 In the present case we do not have a corporate officer from a corporation in which the stock is widely held who might be deterred from continuing his unlawful conduct by a judgment against the corporation. The record shows two defendant corporations in which the individual defendant owned all the stock now in the process of liquidation with the assets of these corporations being transferred to other corporate entities or individuals some of whom were employed by the defendant corporations. Part of the equipment has been moved by one of the former employees to a building, owned by the mother of J. H. Pettus, which is used for storage by G & G Sales and by an inactive corporation, Wholesale Salvage, of which J. H. Pettus is president. It is undisputed that J. H. Pettus, who was knowledgeable in the recording business, participated in the organization of Eastern Tape Corporation and G & G Sales, Inc., for the express purpose of conducting the pirating activity which has been determined to be unfair competition.
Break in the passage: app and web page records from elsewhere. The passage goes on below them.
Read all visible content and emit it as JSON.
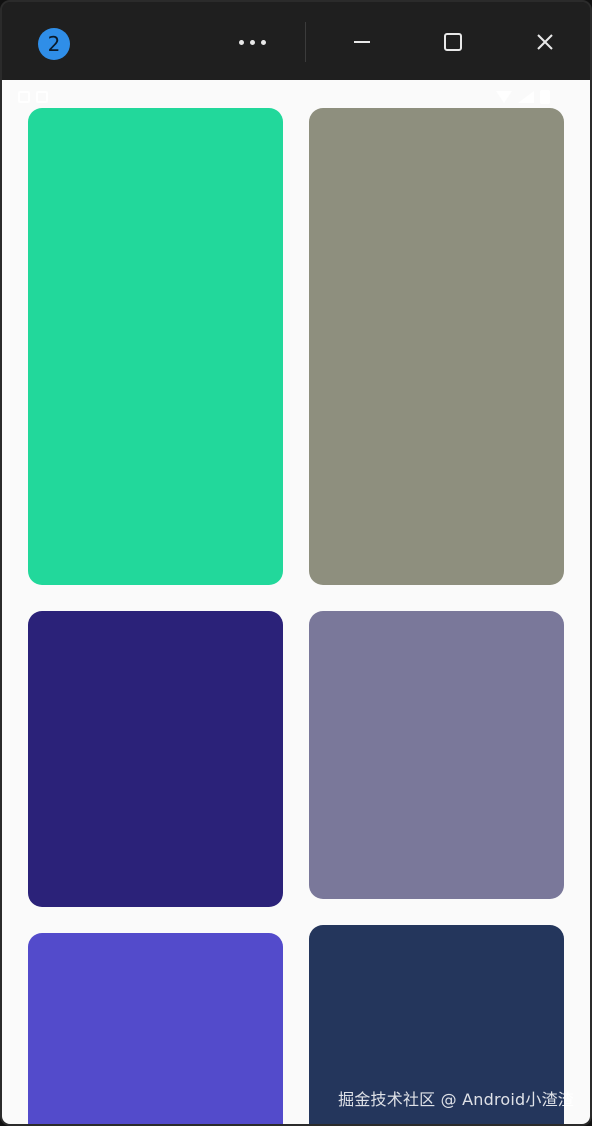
{
  "titlebar": {
    "badge_number": "2",
    "icons": {
      "menu": "more-horizontal-icon",
      "minimize": "minimize-icon",
      "maximize": "maximize-icon",
      "close": "close-icon"
    },
    "icon_color": "#e8e8e8",
    "accent": "#2f8ee8"
  },
  "content": {
    "background": "#fafafa",
    "cards": [
      {
        "name": "card-1",
        "color": "#22d89b"
      },
      {
        "name": "card-2",
        "color": "#8e8f7e"
      },
      {
        "name": "card-3",
        "color": "#2b2279"
      },
      {
        "name": "card-4",
        "color": "#7a789a"
      },
      {
        "name": "card-5",
        "color": "#534bcb"
      },
      {
        "name": "card-6",
        "color": "#24365c"
      }
    ]
  },
  "status_bar": {
    "left_icons": [
      "status-icon-1",
      "status-icon-2"
    ],
    "right_icons": [
      "wifi-icon",
      "signal-icon",
      "battery-icon"
    ]
  },
  "watermark": {
    "text": "掘金技术社区 @ Android小渣渣"
  }
}
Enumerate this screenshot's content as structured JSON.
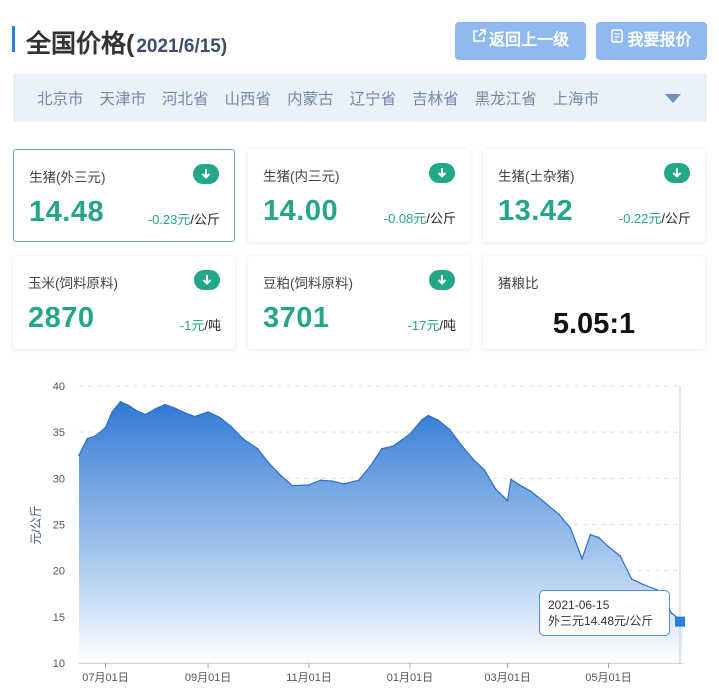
{
  "header": {
    "title": "全国价格(",
    "date": "2021/6/15)",
    "back_button": "返回上一级",
    "quote_button": "我要报价"
  },
  "provinces": [
    "北京市",
    "天津市",
    "河北省",
    "山西省",
    "内蒙古",
    "辽宁省",
    "吉林省",
    "黑龙江省",
    "上海市"
  ],
  "cards": [
    {
      "name": "生猪(外三元)",
      "price": "14.48",
      "change": "-0.23元",
      "unit": "/公斤",
      "trend": "down-icon"
    },
    {
      "name": "生猪(内三元)",
      "price": "14.00",
      "change": "-0.08元",
      "unit": "/公斤",
      "trend": "down-icon"
    },
    {
      "name": "生猪(土杂猪)",
      "price": "13.42",
      "change": "-0.22元",
      "unit": "/公斤",
      "trend": "down-icon"
    },
    {
      "name": "玉米(饲料原料)",
      "price": "2870",
      "change": "-1元",
      "unit": "/吨",
      "trend": "down-icon"
    },
    {
      "name": "豆粕(饲料原料)",
      "price": "3701",
      "change": "-17元",
      "unit": "/吨",
      "trend": "down-icon"
    },
    {
      "name": "猪粮比",
      "ratio": "5.05:1"
    }
  ],
  "colors": {
    "accent": "#2a7fd6",
    "button": "#8fb9ef",
    "down": "#23a68a",
    "province_bg": "#eaf1f9",
    "area_top": "#2f78d4",
    "area_bottom": "#ffffff"
  },
  "tooltip": {
    "date": "2021-06-15",
    "text": "外三元14.48元/公斤"
  },
  "chart_data": {
    "type": "area",
    "ylabel": "元/公斤",
    "ylim": [
      10,
      40
    ],
    "yticks": [
      10,
      15,
      20,
      25,
      30,
      35,
      40
    ],
    "xticks": [
      "07月01日",
      "09月01日",
      "11月01日",
      "01月01日",
      "03月01日",
      "05月01日"
    ],
    "xlim": [
      "2020-06-15",
      "2021-06-15"
    ],
    "grid": true,
    "series": [
      {
        "values": [
          [
            "2020-06-15",
            32.5
          ],
          [
            "2020-06-20",
            34.3
          ],
          [
            "2020-06-25",
            34.6
          ],
          [
            "2020-07-01",
            35.5
          ],
          [
            "2020-07-05",
            37.2
          ],
          [
            "2020-07-10",
            38.3
          ],
          [
            "2020-07-15",
            37.9
          ],
          [
            "2020-07-20",
            37.3
          ],
          [
            "2020-07-25",
            36.9
          ],
          [
            "2020-08-01",
            37.6
          ],
          [
            "2020-08-06",
            38.0
          ],
          [
            "2020-08-12",
            37.6
          ],
          [
            "2020-08-18",
            37.1
          ],
          [
            "2020-08-24",
            36.7
          ],
          [
            "2020-09-01",
            37.2
          ],
          [
            "2020-09-08",
            36.6
          ],
          [
            "2020-09-15",
            35.6
          ],
          [
            "2020-09-22",
            34.3
          ],
          [
            "2020-10-01",
            33.2
          ],
          [
            "2020-10-08",
            31.6
          ],
          [
            "2020-10-15",
            30.3
          ],
          [
            "2020-10-22",
            29.2
          ],
          [
            "2020-11-01",
            29.3
          ],
          [
            "2020-11-08",
            29.8
          ],
          [
            "2020-11-15",
            29.7
          ],
          [
            "2020-11-22",
            29.4
          ],
          [
            "2020-12-01",
            29.8
          ],
          [
            "2020-12-08",
            31.3
          ],
          [
            "2020-12-15",
            33.2
          ],
          [
            "2020-12-22",
            33.5
          ],
          [
            "2021-01-01",
            34.8
          ],
          [
            "2021-01-08",
            36.3
          ],
          [
            "2021-01-12",
            36.8
          ],
          [
            "2021-01-18",
            36.3
          ],
          [
            "2021-01-25",
            35.3
          ],
          [
            "2021-02-01",
            33.6
          ],
          [
            "2021-02-08",
            32.1
          ],
          [
            "2021-02-15",
            30.9
          ],
          [
            "2021-02-22",
            28.8
          ],
          [
            "2021-03-01",
            27.6
          ],
          [
            "2021-03-03",
            29.9
          ],
          [
            "2021-03-08",
            29.3
          ],
          [
            "2021-03-15",
            28.6
          ],
          [
            "2021-03-22",
            27.6
          ],
          [
            "2021-04-01",
            26.1
          ],
          [
            "2021-04-08",
            24.6
          ],
          [
            "2021-04-15",
            21.3
          ],
          [
            "2021-04-20",
            23.9
          ],
          [
            "2021-04-25",
            23.6
          ],
          [
            "2021-05-01",
            22.6
          ],
          [
            "2021-05-08",
            21.6
          ],
          [
            "2021-05-15",
            19.1
          ],
          [
            "2021-05-22",
            18.5
          ],
          [
            "2021-06-01",
            17.8
          ],
          [
            "2021-06-08",
            15.4
          ],
          [
            "2021-06-15",
            14.48
          ]
        ]
      }
    ]
  }
}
He was president and general manager of Eastern Tape and vice president of G & G Sales and the sole shareholder in both corporations. He admitted that there had been no regular meetings of either corporation and that all business was handled from the same office. After the issuance of the preliminary injunction, *217the prohibited activities apparently continued at the same location with the same telephones and personnel and with relatives of J. H. Pettus employed using new corporations, S-H, Inc. and Sound Duplicator Service, Inc. The individual defendant maintained the same office and was available for direction and guidance. He admits in his deposition:
“They all know that I duplicate other peoples’ music. I have told them that I thought I was in the right about this ....
At no time have I ever hidden the fact that I was manufacturing or selling these tapes.”
From the uncontroverted facts it is evident that J. H. Pettus is the dominant force which motivates, directs and controls the corporate defendants. The corporations are mere instruments set up and used by him to avoid personal liability for the wrongful conduct in which he was engaged. To permit him to escape liability under the facts in this case by wrapping around him the cloak of corporate immunity would thwart the ends of justice and is not in the public interest.
The order of the trial court awarding summary judgment against the corporate defendants and the individual defendant, J. H. Pettus, is affirmed.
Judges Campbell and Britt concur.